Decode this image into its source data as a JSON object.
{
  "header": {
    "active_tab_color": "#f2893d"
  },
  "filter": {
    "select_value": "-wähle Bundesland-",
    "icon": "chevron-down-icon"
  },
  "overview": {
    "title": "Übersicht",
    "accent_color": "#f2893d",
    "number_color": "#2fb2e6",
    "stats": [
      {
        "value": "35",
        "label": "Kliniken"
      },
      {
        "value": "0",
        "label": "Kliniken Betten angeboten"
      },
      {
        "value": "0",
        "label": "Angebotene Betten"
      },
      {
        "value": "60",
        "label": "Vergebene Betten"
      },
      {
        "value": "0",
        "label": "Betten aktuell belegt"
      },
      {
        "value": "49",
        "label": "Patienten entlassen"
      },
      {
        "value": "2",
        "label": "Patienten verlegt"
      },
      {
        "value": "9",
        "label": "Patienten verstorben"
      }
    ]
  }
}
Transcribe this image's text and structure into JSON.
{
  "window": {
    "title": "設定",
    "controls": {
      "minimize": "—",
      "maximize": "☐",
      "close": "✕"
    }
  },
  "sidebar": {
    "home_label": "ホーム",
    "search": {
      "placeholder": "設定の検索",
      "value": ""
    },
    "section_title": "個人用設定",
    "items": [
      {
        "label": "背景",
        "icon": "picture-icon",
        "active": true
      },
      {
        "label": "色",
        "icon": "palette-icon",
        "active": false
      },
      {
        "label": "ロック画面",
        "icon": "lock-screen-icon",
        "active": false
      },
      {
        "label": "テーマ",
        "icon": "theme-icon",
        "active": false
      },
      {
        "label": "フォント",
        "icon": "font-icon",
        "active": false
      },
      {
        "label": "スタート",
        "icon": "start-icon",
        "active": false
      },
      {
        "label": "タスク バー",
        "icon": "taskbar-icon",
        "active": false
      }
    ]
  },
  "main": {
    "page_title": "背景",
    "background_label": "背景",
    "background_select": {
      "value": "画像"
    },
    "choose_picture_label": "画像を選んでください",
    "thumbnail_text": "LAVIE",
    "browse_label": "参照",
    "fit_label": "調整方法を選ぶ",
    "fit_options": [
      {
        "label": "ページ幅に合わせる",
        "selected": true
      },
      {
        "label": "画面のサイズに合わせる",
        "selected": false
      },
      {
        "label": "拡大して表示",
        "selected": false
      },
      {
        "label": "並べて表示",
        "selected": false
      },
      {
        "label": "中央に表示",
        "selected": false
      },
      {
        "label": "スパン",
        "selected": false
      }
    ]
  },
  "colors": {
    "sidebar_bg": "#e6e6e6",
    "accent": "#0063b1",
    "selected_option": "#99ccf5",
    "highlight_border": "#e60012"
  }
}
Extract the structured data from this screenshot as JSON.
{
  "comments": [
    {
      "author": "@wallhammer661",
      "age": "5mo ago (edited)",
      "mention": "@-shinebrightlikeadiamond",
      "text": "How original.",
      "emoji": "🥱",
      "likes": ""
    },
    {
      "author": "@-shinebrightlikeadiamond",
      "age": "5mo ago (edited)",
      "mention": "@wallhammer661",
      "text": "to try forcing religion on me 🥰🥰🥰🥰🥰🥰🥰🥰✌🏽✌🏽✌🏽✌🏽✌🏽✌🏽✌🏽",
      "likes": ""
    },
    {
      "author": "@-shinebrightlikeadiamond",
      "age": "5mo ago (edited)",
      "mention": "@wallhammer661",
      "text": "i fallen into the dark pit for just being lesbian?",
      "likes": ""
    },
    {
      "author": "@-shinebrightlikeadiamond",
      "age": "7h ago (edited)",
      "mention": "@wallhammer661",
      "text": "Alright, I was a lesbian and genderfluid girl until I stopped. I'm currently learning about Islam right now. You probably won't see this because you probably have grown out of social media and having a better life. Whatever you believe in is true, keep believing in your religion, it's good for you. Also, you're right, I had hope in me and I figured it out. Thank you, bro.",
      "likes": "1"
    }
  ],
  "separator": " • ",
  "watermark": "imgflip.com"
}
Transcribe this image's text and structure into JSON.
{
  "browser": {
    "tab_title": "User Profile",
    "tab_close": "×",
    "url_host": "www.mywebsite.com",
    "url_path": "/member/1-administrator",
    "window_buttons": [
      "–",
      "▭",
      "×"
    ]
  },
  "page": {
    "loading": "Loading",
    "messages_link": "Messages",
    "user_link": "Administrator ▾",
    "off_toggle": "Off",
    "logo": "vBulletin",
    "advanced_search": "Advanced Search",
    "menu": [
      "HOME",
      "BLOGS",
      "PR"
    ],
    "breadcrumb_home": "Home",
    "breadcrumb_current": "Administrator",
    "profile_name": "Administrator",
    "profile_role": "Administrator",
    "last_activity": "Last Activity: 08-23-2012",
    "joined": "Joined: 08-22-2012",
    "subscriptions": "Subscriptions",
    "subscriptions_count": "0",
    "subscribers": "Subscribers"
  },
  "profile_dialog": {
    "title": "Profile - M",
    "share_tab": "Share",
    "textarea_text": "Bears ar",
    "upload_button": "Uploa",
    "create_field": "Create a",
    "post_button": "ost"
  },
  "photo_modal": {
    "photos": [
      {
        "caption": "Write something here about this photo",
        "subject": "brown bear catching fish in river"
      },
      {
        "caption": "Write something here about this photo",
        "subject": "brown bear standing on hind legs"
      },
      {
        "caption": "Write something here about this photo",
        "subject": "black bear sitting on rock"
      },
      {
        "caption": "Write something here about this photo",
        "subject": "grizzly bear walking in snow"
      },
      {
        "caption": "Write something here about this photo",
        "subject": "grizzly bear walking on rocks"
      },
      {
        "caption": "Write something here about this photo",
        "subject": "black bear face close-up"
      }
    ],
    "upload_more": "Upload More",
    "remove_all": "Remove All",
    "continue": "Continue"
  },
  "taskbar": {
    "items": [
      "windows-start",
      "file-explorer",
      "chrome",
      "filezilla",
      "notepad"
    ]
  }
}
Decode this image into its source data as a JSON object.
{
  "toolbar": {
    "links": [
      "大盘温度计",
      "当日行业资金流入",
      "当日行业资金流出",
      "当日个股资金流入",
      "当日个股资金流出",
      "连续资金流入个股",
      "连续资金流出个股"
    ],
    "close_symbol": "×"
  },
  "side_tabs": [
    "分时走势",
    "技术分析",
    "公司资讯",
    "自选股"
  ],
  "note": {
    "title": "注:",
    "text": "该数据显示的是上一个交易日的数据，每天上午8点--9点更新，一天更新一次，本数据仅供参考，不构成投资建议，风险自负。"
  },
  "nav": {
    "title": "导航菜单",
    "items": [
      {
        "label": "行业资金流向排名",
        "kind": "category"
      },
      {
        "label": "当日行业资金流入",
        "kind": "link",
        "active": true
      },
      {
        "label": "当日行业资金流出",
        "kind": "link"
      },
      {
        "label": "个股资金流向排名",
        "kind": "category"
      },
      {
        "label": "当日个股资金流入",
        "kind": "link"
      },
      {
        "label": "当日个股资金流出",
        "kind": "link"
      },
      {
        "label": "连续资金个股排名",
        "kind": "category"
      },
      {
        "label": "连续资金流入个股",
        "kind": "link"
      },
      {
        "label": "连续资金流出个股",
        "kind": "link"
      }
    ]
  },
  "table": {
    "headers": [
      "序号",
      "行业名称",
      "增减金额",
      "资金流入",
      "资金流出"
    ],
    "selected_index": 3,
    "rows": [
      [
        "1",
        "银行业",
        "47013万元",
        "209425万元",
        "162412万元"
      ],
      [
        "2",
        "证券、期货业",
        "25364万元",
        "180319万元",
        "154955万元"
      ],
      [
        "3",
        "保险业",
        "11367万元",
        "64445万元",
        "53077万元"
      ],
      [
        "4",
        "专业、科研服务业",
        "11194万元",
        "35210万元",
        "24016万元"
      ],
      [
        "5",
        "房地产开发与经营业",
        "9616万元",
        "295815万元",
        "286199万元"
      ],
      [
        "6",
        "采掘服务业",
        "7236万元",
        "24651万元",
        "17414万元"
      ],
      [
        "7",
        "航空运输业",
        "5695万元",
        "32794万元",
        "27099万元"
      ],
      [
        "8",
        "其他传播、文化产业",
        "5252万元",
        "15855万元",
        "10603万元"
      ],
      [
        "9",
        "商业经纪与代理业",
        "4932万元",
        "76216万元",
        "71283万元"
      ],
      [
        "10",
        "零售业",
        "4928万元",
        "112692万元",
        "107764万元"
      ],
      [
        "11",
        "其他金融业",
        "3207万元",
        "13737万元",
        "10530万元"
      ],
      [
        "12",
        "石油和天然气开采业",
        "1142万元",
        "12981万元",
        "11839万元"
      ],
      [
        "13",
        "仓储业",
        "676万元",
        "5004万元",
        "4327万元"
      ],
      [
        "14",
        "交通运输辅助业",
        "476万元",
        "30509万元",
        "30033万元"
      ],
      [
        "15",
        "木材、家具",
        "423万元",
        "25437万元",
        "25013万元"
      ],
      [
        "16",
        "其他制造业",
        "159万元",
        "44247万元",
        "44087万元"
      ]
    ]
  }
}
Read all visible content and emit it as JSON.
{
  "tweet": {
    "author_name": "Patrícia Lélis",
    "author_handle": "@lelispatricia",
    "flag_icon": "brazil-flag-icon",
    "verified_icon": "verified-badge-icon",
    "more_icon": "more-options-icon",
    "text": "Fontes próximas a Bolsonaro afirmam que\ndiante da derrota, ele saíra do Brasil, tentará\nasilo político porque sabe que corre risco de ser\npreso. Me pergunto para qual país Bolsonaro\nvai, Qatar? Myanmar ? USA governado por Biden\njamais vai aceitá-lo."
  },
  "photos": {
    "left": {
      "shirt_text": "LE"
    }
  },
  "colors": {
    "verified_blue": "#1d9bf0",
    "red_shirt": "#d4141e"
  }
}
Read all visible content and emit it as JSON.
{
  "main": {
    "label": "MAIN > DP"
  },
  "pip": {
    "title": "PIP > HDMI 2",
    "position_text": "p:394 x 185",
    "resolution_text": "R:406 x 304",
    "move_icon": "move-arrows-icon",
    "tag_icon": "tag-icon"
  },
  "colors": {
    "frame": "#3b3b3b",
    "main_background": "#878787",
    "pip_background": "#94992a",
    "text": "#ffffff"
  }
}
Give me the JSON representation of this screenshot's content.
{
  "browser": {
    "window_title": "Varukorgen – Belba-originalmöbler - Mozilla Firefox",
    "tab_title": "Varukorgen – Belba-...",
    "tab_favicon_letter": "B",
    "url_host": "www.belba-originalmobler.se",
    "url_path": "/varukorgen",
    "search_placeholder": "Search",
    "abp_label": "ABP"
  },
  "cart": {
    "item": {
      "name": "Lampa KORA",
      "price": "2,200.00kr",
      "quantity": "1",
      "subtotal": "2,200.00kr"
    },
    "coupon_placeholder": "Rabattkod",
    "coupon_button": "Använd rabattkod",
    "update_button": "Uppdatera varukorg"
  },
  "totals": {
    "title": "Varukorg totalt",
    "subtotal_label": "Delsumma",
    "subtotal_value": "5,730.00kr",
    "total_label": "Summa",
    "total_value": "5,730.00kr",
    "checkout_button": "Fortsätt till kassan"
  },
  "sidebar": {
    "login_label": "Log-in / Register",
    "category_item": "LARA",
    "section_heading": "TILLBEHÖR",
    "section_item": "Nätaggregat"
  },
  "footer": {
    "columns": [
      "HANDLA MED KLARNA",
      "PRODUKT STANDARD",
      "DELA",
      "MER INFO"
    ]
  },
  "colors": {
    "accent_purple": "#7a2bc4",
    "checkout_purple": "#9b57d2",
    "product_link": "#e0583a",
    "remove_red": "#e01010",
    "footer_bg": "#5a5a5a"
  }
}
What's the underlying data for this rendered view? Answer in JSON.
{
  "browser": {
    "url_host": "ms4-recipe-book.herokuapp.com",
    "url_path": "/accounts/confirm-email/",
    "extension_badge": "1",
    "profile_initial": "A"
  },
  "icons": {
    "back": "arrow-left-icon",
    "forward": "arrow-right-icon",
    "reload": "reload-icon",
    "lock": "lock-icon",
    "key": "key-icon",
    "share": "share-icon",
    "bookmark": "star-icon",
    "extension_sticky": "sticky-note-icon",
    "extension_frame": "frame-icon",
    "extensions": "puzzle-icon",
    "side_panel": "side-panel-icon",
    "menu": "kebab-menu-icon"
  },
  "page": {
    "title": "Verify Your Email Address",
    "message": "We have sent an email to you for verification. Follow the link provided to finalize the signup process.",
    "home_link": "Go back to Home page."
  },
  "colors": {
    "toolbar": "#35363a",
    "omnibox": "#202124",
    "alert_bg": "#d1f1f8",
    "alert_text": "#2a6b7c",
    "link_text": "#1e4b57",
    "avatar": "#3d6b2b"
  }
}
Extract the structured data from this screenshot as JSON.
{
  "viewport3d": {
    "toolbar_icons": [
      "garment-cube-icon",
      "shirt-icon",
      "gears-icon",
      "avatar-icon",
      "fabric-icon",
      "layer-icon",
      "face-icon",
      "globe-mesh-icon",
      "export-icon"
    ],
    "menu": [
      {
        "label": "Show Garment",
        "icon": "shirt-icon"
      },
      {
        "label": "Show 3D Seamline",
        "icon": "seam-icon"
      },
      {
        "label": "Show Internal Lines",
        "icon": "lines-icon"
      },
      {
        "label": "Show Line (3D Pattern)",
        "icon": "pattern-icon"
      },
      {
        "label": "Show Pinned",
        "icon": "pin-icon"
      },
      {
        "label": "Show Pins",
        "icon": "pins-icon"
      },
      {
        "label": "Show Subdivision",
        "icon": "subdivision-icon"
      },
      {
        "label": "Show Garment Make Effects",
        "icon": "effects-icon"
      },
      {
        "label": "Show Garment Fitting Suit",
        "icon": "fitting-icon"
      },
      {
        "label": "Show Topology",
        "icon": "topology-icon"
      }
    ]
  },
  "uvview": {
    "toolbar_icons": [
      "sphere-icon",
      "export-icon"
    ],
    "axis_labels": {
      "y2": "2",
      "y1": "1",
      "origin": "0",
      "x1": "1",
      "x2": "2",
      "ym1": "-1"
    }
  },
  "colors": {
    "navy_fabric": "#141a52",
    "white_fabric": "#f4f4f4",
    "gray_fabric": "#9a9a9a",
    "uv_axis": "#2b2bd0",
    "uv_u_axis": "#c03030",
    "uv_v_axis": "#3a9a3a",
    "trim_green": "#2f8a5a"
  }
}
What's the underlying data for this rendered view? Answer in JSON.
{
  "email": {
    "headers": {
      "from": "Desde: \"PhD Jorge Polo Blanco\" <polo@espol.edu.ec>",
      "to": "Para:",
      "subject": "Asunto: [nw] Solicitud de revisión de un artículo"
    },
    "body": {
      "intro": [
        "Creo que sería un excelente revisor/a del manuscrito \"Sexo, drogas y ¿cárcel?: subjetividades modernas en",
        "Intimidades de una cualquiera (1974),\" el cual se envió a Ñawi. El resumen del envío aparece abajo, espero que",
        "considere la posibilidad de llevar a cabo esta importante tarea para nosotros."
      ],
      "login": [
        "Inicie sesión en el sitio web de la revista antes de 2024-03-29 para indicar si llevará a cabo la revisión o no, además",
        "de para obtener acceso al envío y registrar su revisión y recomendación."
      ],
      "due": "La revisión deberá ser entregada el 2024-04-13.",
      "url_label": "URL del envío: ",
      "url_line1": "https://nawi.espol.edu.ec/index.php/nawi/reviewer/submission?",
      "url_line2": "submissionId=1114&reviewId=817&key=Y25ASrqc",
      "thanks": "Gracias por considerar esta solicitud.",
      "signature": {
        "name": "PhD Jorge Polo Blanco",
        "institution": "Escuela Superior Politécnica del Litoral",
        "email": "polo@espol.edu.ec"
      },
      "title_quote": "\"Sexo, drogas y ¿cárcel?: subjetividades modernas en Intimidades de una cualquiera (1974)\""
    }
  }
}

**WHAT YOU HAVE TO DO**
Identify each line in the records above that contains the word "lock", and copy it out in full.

**EXPECTED OUTPUT**
        "icon": "lock-screen-icon",
    "lock": "lock-icon",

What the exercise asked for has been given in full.